And third is the high-value candidate. This is the “rock star” at one company who everyone in that industry would like to employ. They have no feelers out and have expressed no interest in changing jobs. But for the right offer, nearly everyone can be enticed to become a candidate.


Two aspects of technology have caused hiring to potentially become a game. The first is the active interest, possibly an obsession, with many in the labor market about video games. Consider these statistics.

  1. 155,000,000 Americans regularly play video games.
  2. 42% of Americans play at least three hours per week

It makes some sense to use a video game-like platform to evaluate potential employees, especially in the technology and technical fields. Developers of this technology indicates that a considerable amount of personal data can be gleaned by how you play specifically designed games.

The second aspect of technology is through artificial intelligence (AI). Although this is an emerging field, it is easy to see how it can be used to interview candidates, search for high-value candidates, and evaluate new hires early in their careers to determine performance and training needs.

Future of Hiring

As you can easily envision, the three different potential employees play a video game which then determines their skill set and matches them with an employer who is looking for a specific type of candidate. Candidates are also searched for and interviewed by AI, and an employer is informed who to hire.

Hiring becomes simply the product of a game.

The Bible

If our future new employees are to be the product of a game they played, then we as employers need to be interested in the criteria used to select these employees. And while the hiring part might become a game, the criteria used to select these employees will never change.

The Bible is the source of the criteria normally used in selecting a new employee. Through the Bible, we are encouraged to look for these qualities in evaluating job applicants.

  1. Faithfulness (2 Timothy 2:2) – we need workers who will faithfully help the company accomplish their objectives.
  2. Availability (2 Timothy 1:15) – workers must show up ready to learn and work.
  3. Teachability (Titus 1:10) – Workers must be open to new ideas.
  4. Good Character (1 Timothy 3:7) – Workers must have integrity and good character.
  5. Proven Skills (Titus 1:9) – These skills must be demonstrated in the worker’s experience, credentials, educations, and interests.
  6. People Skills (Galatians 5:22-23) – Employees must be a good fit with the rest of the employees.
  7. Good Attitude (Ephesians 5:20) – the Bible demonstrates the value of an attitude of gratitude.

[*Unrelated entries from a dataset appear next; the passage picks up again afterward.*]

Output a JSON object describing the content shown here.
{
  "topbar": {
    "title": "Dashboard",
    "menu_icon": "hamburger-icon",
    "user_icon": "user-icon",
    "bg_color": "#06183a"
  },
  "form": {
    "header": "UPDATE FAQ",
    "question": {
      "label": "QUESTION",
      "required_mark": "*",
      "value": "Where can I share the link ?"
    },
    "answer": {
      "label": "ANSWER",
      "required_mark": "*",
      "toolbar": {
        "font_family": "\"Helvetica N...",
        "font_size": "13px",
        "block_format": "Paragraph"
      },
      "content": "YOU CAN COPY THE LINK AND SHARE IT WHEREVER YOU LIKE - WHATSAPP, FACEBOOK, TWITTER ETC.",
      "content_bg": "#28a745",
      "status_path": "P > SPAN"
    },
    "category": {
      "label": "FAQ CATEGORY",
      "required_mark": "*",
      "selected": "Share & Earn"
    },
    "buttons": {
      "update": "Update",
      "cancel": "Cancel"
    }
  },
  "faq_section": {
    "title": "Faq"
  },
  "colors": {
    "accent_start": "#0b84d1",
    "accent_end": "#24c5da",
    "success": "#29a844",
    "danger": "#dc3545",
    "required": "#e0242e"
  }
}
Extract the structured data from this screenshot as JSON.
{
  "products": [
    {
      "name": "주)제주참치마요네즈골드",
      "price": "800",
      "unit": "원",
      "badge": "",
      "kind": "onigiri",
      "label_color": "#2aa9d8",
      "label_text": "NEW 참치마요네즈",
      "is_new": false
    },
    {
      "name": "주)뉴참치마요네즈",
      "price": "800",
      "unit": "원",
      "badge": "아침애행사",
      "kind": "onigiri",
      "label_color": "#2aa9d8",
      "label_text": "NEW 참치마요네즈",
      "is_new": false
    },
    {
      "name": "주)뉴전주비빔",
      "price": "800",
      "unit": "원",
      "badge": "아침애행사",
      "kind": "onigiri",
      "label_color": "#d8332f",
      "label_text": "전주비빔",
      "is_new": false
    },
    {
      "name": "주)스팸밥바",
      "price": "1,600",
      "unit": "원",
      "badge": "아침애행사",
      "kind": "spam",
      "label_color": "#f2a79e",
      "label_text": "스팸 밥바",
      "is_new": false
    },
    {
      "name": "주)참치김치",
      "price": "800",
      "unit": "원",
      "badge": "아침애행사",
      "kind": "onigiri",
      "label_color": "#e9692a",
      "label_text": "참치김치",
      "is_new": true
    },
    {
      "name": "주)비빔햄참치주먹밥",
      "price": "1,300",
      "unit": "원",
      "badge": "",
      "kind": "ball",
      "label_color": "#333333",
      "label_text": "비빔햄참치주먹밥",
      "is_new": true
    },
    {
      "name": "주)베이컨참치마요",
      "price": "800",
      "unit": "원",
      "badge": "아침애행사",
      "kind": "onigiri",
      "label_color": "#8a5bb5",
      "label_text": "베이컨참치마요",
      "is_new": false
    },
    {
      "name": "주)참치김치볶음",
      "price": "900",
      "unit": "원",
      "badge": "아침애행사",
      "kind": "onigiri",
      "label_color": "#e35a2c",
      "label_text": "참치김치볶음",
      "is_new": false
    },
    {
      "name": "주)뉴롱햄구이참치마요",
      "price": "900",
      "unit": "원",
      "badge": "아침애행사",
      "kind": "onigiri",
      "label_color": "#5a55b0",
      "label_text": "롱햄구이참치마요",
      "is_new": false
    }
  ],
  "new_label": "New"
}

Our future probably includes using game-type tools to identify characteristics to better match employees with employers. And, while games are being used to find and interview candidates, the criteria by which they are evaluated should remain the same as historically used. The Bible happens to be the best source for finding those criteria.